++++ Material for the task

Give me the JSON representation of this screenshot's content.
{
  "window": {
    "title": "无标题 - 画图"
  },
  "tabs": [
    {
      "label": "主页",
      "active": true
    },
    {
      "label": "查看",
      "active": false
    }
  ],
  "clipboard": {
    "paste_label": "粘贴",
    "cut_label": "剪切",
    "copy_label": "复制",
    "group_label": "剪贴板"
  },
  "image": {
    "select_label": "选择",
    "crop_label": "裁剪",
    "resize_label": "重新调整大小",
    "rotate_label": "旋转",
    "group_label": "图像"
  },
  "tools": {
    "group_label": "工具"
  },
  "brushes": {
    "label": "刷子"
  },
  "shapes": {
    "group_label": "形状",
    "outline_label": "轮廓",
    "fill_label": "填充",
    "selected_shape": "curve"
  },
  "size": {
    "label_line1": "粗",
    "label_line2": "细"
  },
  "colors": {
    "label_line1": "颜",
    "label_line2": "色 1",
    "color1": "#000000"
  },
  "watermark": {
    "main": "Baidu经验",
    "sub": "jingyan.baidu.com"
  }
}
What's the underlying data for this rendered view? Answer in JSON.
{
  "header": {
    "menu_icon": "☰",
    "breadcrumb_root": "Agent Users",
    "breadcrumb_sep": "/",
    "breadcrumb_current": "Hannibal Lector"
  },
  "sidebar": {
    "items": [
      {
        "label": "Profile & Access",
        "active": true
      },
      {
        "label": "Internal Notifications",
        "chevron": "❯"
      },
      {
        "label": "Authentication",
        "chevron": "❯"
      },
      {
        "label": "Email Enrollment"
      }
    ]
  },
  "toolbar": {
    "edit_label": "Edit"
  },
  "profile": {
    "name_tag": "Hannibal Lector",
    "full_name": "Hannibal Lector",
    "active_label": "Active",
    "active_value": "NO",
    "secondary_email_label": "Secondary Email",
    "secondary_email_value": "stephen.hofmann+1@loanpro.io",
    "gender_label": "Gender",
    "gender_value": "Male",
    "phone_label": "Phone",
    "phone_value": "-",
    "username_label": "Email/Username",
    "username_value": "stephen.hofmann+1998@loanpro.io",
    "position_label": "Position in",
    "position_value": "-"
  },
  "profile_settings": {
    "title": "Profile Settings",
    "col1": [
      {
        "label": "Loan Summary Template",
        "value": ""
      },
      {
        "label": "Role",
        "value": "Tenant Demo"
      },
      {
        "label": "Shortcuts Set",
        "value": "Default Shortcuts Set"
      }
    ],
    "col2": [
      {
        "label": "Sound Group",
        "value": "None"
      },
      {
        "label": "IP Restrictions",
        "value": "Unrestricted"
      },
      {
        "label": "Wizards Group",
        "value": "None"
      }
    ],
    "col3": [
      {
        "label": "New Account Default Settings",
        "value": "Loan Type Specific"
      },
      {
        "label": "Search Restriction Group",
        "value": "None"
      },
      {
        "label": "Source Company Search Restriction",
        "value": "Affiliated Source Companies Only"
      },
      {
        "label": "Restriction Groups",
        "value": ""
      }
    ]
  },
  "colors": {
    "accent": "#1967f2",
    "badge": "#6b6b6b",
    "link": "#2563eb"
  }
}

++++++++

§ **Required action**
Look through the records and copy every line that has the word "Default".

§ **Reply to the task**
        "value": "Default Shortcuts Set"
        "label": "New Account Default Settings",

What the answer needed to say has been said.